Some history, as told on the museum’s website:
“Established in 1801 as one of the nation’s first five naval shipyards, over 165 years the Yard developed into the nation’s premiere naval industrial facility.”
Wikipedia tells us:
“At its peak, during World War II, the yard employed 70,000 people, 24 hours a day.”
Hubby has been eager to visit. His Father worked at the Brooklyn Navy Yard for 20 years – from after World War II to when it closed.
We took the subway to Brooklyn, and walked to The Yard. We passed what was known as Admiral’s Row (where the Admirals lived) – now a row of falling down, ramshackle, overgrown shells of buildings
and then entered the museum area – Building 92.
The museum is FREE (open Wednesday – Sunday: 12 pm – 6 pm) and they have a nice little cafe (we had the BEST tomato soup and grilled cheese paninis) and we also had made reservations to take the bus tour of the grounds – highly recommended!
Here’s a view of some of the grounds from the cafe balcony:
and here is a view of a drydock and the East River:
Here’s a drydock:

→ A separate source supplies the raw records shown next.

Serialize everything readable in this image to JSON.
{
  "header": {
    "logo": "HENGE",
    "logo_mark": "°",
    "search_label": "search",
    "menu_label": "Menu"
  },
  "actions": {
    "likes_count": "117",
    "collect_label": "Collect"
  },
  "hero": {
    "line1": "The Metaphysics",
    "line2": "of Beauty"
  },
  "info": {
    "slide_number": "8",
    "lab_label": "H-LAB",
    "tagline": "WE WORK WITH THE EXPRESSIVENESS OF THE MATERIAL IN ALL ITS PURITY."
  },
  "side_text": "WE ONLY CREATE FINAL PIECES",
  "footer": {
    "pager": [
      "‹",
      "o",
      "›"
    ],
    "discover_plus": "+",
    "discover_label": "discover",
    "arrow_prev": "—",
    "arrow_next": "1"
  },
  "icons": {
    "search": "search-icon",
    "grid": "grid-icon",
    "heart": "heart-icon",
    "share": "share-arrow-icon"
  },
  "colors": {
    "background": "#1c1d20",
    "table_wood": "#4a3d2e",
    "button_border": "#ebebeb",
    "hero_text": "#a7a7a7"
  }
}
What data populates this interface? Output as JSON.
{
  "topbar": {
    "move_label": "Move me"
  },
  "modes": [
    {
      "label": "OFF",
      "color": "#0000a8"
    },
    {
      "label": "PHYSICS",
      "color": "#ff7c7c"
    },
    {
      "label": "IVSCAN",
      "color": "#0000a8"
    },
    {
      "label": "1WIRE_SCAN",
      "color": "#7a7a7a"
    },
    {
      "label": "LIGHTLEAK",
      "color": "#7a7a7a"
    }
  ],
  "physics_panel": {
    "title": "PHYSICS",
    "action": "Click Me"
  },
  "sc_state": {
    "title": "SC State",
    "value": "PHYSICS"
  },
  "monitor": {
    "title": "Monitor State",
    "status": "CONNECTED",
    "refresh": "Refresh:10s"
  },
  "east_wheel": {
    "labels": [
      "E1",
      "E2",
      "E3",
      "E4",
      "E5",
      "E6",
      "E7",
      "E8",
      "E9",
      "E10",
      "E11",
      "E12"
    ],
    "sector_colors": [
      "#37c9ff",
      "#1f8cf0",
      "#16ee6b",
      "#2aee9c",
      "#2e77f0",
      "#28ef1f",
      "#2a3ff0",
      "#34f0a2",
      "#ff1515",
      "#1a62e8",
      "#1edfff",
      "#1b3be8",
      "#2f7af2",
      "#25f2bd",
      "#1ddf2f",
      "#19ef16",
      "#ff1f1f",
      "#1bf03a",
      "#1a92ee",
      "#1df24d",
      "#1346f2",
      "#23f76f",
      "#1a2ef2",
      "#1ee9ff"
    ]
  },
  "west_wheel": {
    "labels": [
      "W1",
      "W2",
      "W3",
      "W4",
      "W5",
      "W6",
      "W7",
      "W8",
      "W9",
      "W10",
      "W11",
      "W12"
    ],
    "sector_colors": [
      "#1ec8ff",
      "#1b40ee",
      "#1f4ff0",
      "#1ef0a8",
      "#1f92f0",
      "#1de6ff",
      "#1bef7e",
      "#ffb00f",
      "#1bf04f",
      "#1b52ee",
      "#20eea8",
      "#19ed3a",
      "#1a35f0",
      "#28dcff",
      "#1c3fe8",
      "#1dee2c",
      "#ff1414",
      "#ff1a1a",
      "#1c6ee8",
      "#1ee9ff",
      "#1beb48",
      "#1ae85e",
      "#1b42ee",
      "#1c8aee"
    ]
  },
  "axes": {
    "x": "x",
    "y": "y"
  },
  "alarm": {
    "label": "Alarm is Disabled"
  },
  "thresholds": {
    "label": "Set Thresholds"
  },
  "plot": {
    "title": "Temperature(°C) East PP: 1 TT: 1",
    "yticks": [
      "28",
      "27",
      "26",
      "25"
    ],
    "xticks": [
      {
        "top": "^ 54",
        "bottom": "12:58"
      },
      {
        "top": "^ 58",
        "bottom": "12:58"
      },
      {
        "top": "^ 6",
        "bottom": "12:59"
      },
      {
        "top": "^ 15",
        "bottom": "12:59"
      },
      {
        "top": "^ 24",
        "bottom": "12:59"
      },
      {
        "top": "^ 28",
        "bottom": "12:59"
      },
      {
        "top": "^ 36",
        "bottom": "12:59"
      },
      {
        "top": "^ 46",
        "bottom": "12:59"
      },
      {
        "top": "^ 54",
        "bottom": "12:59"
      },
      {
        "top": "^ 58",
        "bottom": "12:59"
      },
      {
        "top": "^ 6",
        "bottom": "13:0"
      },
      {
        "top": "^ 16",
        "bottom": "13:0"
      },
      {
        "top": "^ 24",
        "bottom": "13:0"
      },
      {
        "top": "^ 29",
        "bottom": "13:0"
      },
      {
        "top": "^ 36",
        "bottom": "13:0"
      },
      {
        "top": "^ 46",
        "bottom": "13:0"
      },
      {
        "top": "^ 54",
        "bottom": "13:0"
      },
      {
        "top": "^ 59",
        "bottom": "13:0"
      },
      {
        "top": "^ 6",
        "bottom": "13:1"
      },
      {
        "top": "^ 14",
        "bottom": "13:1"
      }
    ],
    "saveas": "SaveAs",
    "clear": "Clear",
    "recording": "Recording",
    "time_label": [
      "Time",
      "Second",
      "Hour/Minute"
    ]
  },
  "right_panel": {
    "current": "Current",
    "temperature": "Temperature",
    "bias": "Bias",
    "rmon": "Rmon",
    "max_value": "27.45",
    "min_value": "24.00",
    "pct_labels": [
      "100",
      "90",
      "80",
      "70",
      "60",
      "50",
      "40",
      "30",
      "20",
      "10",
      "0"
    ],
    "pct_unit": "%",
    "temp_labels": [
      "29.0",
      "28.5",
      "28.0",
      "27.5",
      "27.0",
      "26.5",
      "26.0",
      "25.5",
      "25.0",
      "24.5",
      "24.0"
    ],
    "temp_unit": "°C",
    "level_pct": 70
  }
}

We learned on the tour how the ships came into the drydocks for repairs, and how – as ships became larger – the Navy Yard started to become unusable as the ships could no longer pass under the Brooklyn Bridge (!).
We had a GREAT time, and learned a lot! The 1-hour tour cost $18/per person – next time we want to take the 2-hour tour!!
If you want to go to The Brooklyn Navy Yard via subway, here are the directions from their website:
Take A or C train to High Street/Brooklyn Bridge:
Exit on Adams Street. Either transfer to the B69 to Cumberland Street and Flushing Avenue or walk down Sands Street to Navy Street and make a right on Navy Street. Take Navy Street to Flushing Avenue and make a left. Continue on Flushing and you will arrive at Building 92 on your left hand side. Total walk is about 20 minutes.
A week or so after our visit to the Navy Yard, we visited Hubby’s Mom. She showed us about 60 photographs and other paperwork from the Navy Yard that Hubby’s Father had accumulated during his 20 years there.
Here’s a shot from 1952, of a ship being built:
And here is Hubby’s Father in 1955 (in the center) getting a check reward for outstanding attendance:
Hubby’s Father worked at the Brooklyn Navy Yard for 20 years. He almost never took any vacation time (hence the reward) – his plan was to accrue his vacation time and then retire – getting a year’s worth of vacation time in additional pay.
But there was a problem.
The Yard was decommissioned before he retired. 😦
Hubby is thinking of donating the batch of photos to the museum.
Maybe they’ll name a wing of the museum after Hubby’s Father!
Hubby’s Father deserves no less!! No vacation time in 20 years warrants a wing, in my mind!
We’ll let you know what happens…